I’m just confused and pretty hurt because I voted for your hire, was inspired by your willingnsess to strengthen the community, and that post just seems so out of character,” Archibong wrote. “There have been people that have been here for over a decade working hard to build a strong community at FB, and for someone to try hijack all their hard work and speak on behalf of the Facebook experience after being here for a few months — rather than just speaking on behalf of your own Faceook experience — feels wrong.”
Archibong invited Luckie to keep the lines of communication open. “Let me know if you want to chat this week, but understand if you’re deep in Afrotech heaven.”
I appreciate Facebook's response to my post calling out discrimination at the company.
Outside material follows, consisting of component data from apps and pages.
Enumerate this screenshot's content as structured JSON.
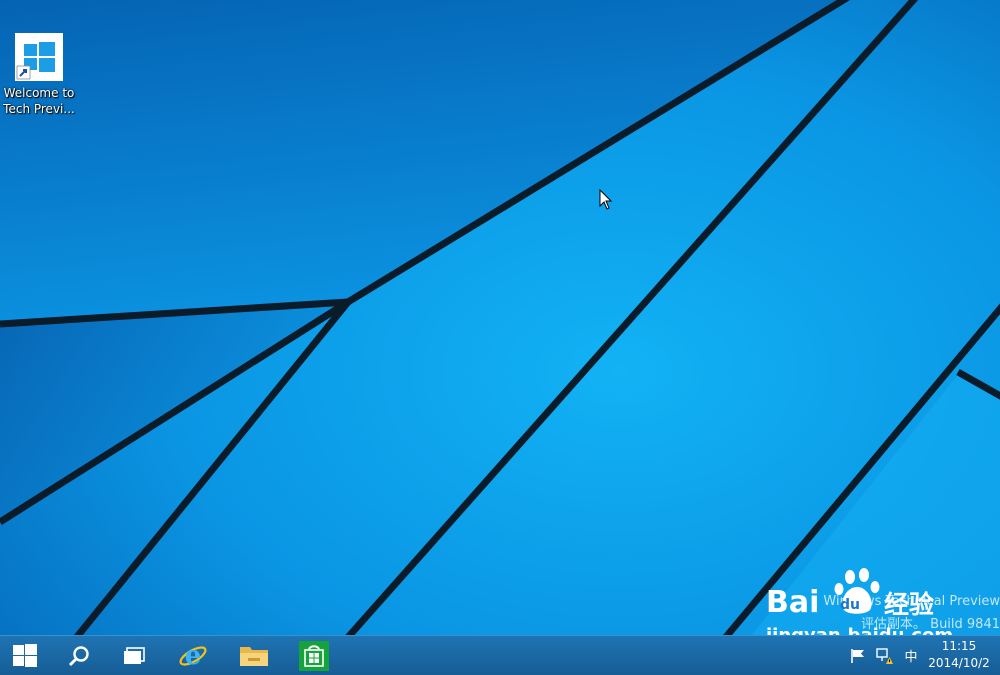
{
  "desktop": {
    "background_color": "#0a86d8",
    "icons": [
      {
        "label": "Welcome to\nTech Previ...",
        "icon": "windows-logo-shortcut-icon"
      }
    ]
  },
  "watermark": {
    "line1": "Windows Technical Preview",
    "line2": "评估副本。 Build 9841"
  },
  "baidu_stamp": {
    "brand": "Bai",
    "brand_suffix": "du",
    "product": "经验",
    "url": "jingyan.baidu.com"
  },
  "taskbar": {
    "color": "#1a68a6",
    "buttons": [
      {
        "name": "start",
        "icon": "windows-logo-icon"
      },
      {
        "name": "search",
        "icon": "search-icon"
      },
      {
        "name": "task-view",
        "icon": "task-view-icon"
      },
      {
        "name": "internet-explorer",
        "icon": "internet-explorer-icon"
      },
      {
        "name": "file-explorer",
        "icon": "folder-icon"
      },
      {
        "name": "store",
        "icon": "store-icon"
      }
    ],
    "tray": {
      "ime": "中",
      "time": "11:15",
      "date": "2014/10/2"
    }
  }
}
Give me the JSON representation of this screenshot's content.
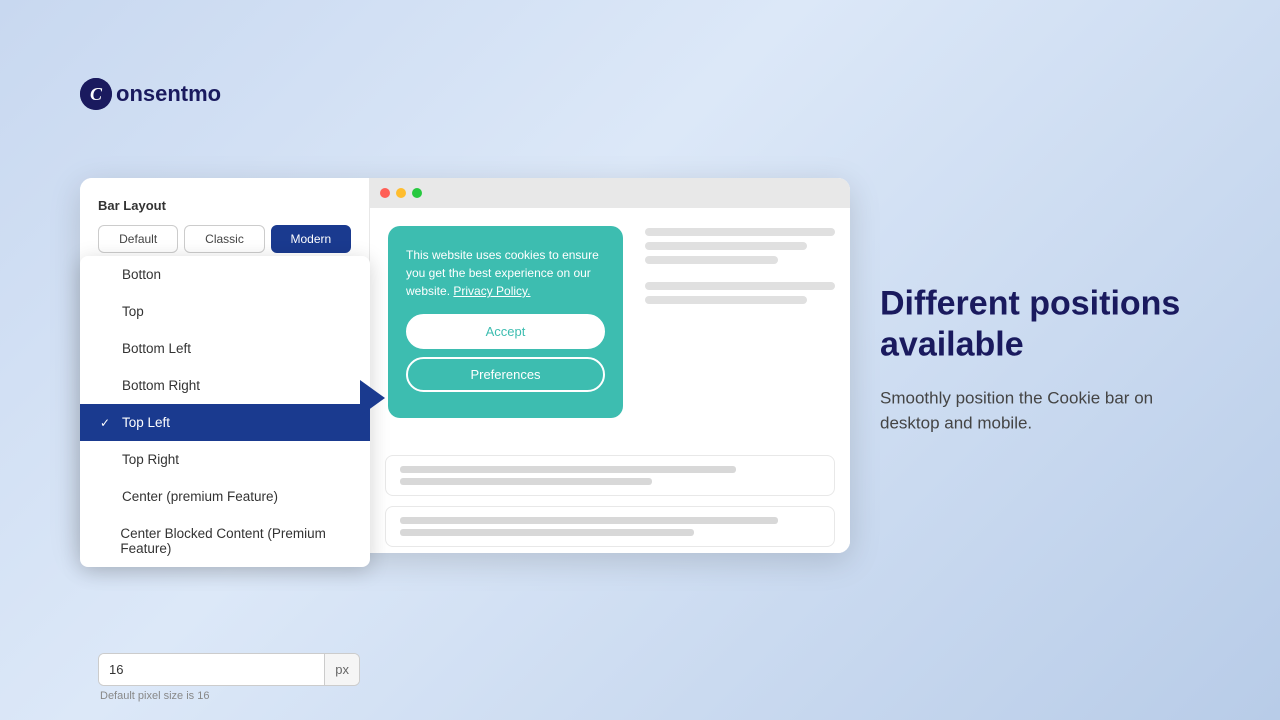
{
  "logo": {
    "icon_char": "C",
    "text": "onsentmo"
  },
  "panel": {
    "settings": {
      "bar_layout_label": "Bar Layout",
      "buttons": [
        {
          "label": "Default",
          "active": false
        },
        {
          "label": "Classic",
          "active": false
        },
        {
          "label": "Modern",
          "active": true
        }
      ],
      "pixel_input_value": "16",
      "pixel_unit": "px",
      "pixel_hint": "Default pixel size is 16"
    },
    "dropdown": {
      "items": [
        {
          "label": "Botton",
          "selected": false,
          "has_check": false
        },
        {
          "label": "Top",
          "selected": false,
          "has_check": false
        },
        {
          "label": "Bottom Left",
          "selected": false,
          "has_check": false
        },
        {
          "label": "Bottom Right",
          "selected": false,
          "has_check": false
        },
        {
          "label": "Top Left",
          "selected": true,
          "has_check": true
        },
        {
          "label": "Top Right",
          "selected": false,
          "has_check": false
        },
        {
          "label": "Center (premium Feature)",
          "selected": false,
          "has_check": false
        },
        {
          "label": "Center Blocked Content (Premium Feature)",
          "selected": false,
          "has_check": false
        }
      ]
    },
    "preview": {
      "cookie_text": "This website uses cookies to ensure you get the best experience on our website.",
      "cookie_link": "Privacy Policy.",
      "accept_btn": "Accept",
      "preferences_btn": "Preferences"
    }
  },
  "right": {
    "heading": "Different positions available",
    "description": "Smoothly position the Cookie bar on desktop and mobile."
  }
}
However, the tone is noticeably different from the only response I received from senior leadership after sharing the post internally. pic.twitter.com/S3fqT7u174
— Mark S. Luckie (@marksluckie) November 27, 2018
Here are some key takeaways from Luckie’s memo:
- Racial discrimination at Facebook is real.
- HR is often a dead end.
- Low morale leads to low production.
He wrapped up his memo with a slew of recommendations for Facebook, including the following:
- Provide competency training for teams that review reported infractions on Facebook and Instagram. Whenever possible, avoid relying solely on algorithms or AI to triage these problems.
- Create internal systems for employees to anonymously report microaggressions. This includes using coded language like “lowering the bar” or “hostile,” disproportionately giving lower performance review scores to women and people of color, or discouraging employees from engaging in cultural activities outside of their work schedule.
- Support emerging talent and brands by creating a pipeline of communication and scaled support that allows them to further build with the platform.
Luckie said he cared deeply about the company, but added that working at Facebook compromised his health and sense of security. He said he plans to rebuild his life and the confidence and optimism that brought him to Facebook. He recently launched a sci-fi drama podcast, Sumeria.